The Trainline has a featured snippet when users search for train fare types

Why is that space so valuable?

It’s a chance to rank above competitors. What’s not to love? You’re using your brand’s voice to enhance user experience. It’s another touchpoint to interact with the consumer. And you still get clicks. All position zero content has links through to your site.

How do you achieve position zero?

First up, you need to already rank on the first page for the query you’re targeting. Then, simply answer the user’s need within that page. Doing so succinctly, within 50 words. A simple paragraph or step-by-step guide. It sounds basic. But we all know Google is smart. There’re no tricks here.

There are a few more things you can do on-site to encourage Google to pick your answer over competitors:

  • Place the exact question you want to rank for as a title using <h> tags, whether that’s <h1>, <h2>, <h3>. As long as it’s a subheading, you’re signposting.
  • Answer the need objectively. It shouldn’t be a sales pitch. If you’re ranking for a question, it’ll be related to your brand or product anyway.
  • If it’s a step-by-step process, use a numbered list. Make it clear to Google that you’re outlining a journey.

These are all basics. Follow best practices and you’ll be well on your way.

An annotated featured snippet example

Boris Johnson's SEO Sting Film Poster

SEO Hacks with Boris Johnson

I’d like first to say that this is a theory. But I’m not big on coincidences, especially when it comes to digital strategy results and Boris Johnson.

Politics is a minefield. Mention it on Twitter; you’ll get extreme views from every angle. But I’m still writing this blog. About politics. That’s because it’s also about SEO.

Now you’ve probably seen news articles appear at position zero. Articles authored by the likes of BBC, Sky, and newspapers. Trusted sources.

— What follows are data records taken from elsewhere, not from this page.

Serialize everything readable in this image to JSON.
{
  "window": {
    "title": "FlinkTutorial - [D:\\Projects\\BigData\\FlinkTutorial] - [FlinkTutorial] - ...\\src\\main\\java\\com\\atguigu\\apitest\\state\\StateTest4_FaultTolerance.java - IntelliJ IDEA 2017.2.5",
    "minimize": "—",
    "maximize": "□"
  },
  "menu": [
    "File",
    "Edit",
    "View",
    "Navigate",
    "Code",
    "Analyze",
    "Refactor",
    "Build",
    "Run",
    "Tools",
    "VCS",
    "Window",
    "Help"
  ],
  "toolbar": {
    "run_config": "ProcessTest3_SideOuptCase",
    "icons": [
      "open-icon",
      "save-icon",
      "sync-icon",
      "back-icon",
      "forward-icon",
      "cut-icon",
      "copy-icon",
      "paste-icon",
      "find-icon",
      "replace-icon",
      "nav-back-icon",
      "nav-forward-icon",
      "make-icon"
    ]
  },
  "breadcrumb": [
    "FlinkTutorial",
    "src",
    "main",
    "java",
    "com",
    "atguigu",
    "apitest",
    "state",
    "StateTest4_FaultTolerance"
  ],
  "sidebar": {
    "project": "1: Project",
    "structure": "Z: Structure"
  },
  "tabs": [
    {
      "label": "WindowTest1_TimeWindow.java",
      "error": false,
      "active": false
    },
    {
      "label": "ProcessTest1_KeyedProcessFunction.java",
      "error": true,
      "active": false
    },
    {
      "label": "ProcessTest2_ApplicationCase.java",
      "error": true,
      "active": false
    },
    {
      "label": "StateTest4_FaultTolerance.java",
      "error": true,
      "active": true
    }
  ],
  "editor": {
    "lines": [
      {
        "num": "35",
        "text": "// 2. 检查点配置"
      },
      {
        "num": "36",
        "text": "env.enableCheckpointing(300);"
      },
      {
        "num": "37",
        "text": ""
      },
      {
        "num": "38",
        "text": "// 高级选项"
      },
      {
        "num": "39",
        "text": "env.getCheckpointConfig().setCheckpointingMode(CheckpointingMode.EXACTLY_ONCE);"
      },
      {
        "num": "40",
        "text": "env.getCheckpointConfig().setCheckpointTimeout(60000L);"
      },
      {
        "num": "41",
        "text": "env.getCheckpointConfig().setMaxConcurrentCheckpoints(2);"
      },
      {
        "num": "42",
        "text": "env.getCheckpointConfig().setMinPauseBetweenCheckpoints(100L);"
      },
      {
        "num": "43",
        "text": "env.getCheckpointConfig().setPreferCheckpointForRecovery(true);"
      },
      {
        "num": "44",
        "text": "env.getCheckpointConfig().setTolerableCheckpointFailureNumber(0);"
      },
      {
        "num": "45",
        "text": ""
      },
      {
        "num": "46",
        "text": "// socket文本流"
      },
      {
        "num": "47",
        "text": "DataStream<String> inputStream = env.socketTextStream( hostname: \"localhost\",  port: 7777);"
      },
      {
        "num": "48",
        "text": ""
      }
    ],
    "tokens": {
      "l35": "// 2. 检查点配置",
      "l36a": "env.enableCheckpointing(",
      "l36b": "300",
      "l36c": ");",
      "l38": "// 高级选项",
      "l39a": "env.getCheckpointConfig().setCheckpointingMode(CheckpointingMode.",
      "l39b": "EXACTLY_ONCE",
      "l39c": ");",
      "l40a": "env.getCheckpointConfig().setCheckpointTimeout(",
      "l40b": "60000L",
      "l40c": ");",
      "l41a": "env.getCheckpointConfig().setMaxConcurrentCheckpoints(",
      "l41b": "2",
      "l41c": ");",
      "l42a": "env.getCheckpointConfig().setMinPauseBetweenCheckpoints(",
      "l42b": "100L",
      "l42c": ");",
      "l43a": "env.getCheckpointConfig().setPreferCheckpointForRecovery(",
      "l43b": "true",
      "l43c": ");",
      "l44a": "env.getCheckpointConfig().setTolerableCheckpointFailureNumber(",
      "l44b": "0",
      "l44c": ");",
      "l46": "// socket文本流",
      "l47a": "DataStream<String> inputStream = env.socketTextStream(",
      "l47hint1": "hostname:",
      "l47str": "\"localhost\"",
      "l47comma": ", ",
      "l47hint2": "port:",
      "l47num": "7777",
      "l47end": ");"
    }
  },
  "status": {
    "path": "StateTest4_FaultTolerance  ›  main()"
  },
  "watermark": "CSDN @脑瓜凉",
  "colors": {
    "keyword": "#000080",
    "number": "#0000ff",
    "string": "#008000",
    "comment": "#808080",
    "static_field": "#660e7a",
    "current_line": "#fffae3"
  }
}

This content is auto-populated by Google after being flagged in a site’s structured data as an article. You’ll see them displayed whenever using search terms related to recent news. And what are some of the hottest topics at the moment? Politics. Brexit. Boris Johnson.

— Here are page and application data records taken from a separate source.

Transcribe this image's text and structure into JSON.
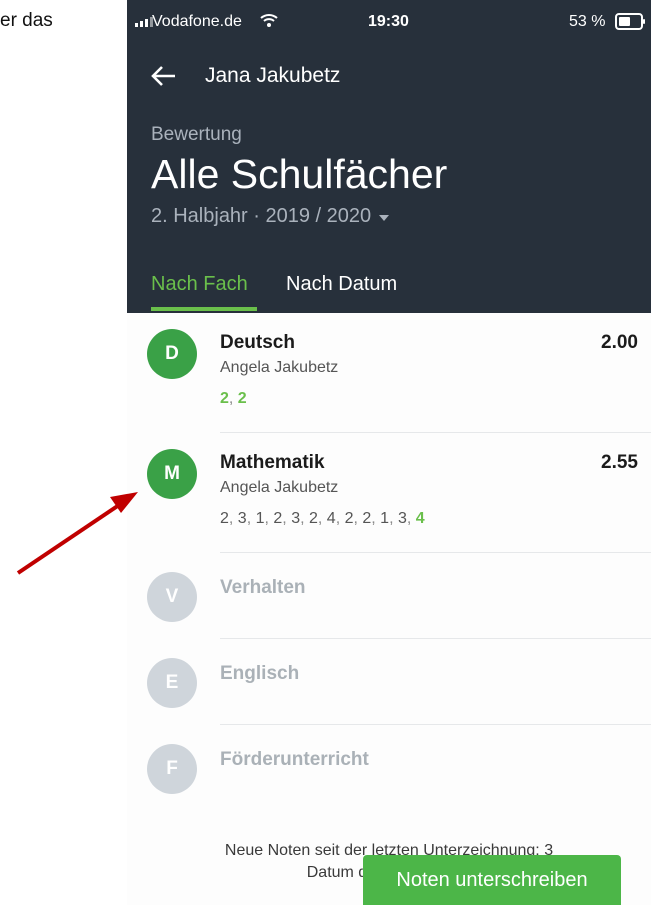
{
  "outside_text": "er das",
  "status_bar": {
    "carrier": "Vodafone.de",
    "time": "19:30",
    "battery_percent": "53 %",
    "battery_level": 0.53
  },
  "nav": {
    "title": "Jana Jakubetz",
    "back_icon": "arrow-left-icon"
  },
  "header": {
    "overline": "Bewertung",
    "title": "Alle Schulfächer",
    "period": "2. Halbjahr · 2019 / 2020"
  },
  "tabs": [
    {
      "label": "Nach Fach",
      "active": true
    },
    {
      "label": "Nach Datum",
      "active": false
    }
  ],
  "subjects": [
    {
      "initial": "D",
      "name": "Deutsch",
      "average": "2.00",
      "teacher": "Angela Jakubetz",
      "grades": [
        {
          "value": "2",
          "new": true
        },
        {
          "value": "2",
          "new": true
        }
      ]
    },
    {
      "initial": "M",
      "name": "Mathematik",
      "average": "2.55",
      "teacher": "Angela Jakubetz",
      "grades": [
        {
          "value": "2",
          "new": false
        },
        {
          "value": "3",
          "new": false
        },
        {
          "value": "1",
          "new": false
        },
        {
          "value": "2",
          "new": false
        },
        {
          "value": "3",
          "new": false
        },
        {
          "value": "2",
          "new": false
        },
        {
          "value": "4",
          "new": false
        },
        {
          "value": "2",
          "new": false
        },
        {
          "value": "2",
          "new": false
        },
        {
          "value": "1",
          "new": false
        },
        {
          "value": "3",
          "new": false
        },
        {
          "value": "4",
          "new": true
        }
      ]
    },
    {
      "initial": "V",
      "name": "Verhalten"
    },
    {
      "initial": "E",
      "name": "Englisch"
    },
    {
      "initial": "F",
      "name": "Förderunterricht"
    }
  ],
  "footer": {
    "line1": "Neue Noten seit der letzten Unterzeichnung: 3",
    "line2": "Datum der letzten Unte"
  },
  "sign_button": "Noten unterschreiben",
  "colors": {
    "header_bg": "#27303b",
    "accent_green": "#6abf4b",
    "avatar_green": "#3aa147",
    "button_green": "#4cb648",
    "arrow_red": "#c00000"
  }
}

A bold strategy for bad news?

Boris Johnson has been in the news a lot. There’s been story after story, and not all good. There have been ‘promises’ on buses and a bit of difficulty with a certain Routemaster model, and there’s been an incident with Jennifer Arcuri, a model who our Prime Minister has a history with. Both of which cast Mr Johnson in a negative light. But both were followed by speeches with, let’s say, unexpected words.

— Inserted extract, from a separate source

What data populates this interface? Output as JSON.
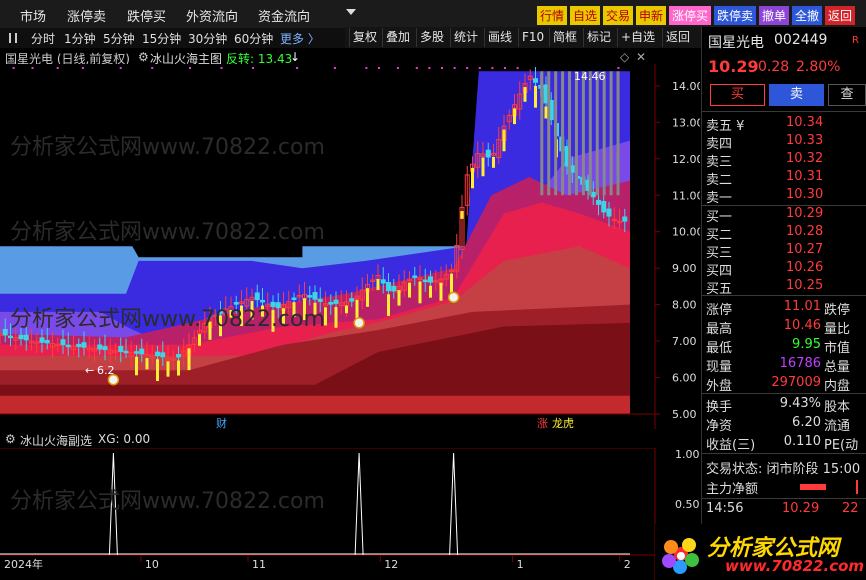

These two stories occupied position zero – heaps of the same story in a carousel. A carousel that appears right at the top of the search results. So what’s a quick way to get rid of them? You can’t con Google. Not anymore. It’s too smart. But what if you fed a keyword into the public domain. Something so left-field that it gets picked up. Something like how you build and paint model buses in your spare time. Or you’re a ‘model of restraint’.

How the Boris Bus search term was manipulated
The recent news articles for Boris Bus

The featured articles were quickly diluted, not gone, but diluted. Articles talking about the speech appeared. There were less of the negative results. And more of the middle-of-the-road results documenting the real-time news.

Quick fixes can have long-term consequences

These tactics are only a plaster. They’re a short-term fix. The more significant stories always rise to the top. The ones that the public wants to see. But in that crucial time when it’s big news, a diluted search result is the best you can get.

This technique may not be deliberate. We’ll never know if keywords are fed into speeches. And even if they are, they won’t produce long-term results.

If they were researched, I think the moral line may have been crossed. And Google doesn’t like manipulation. When part of a strategy, I firmly believe it’s ‘black hat’ taken offline.

I’ll be monitoring the next time something pops up in the news that casts a black cloud over Boris Johnson. We may see his speech contain a carefully placed phrase.

I’ve not included any of the facts and figures, but there’s a brilliant post by the guys at Parallax. You can find it here, and it’s well worth a read on the topic.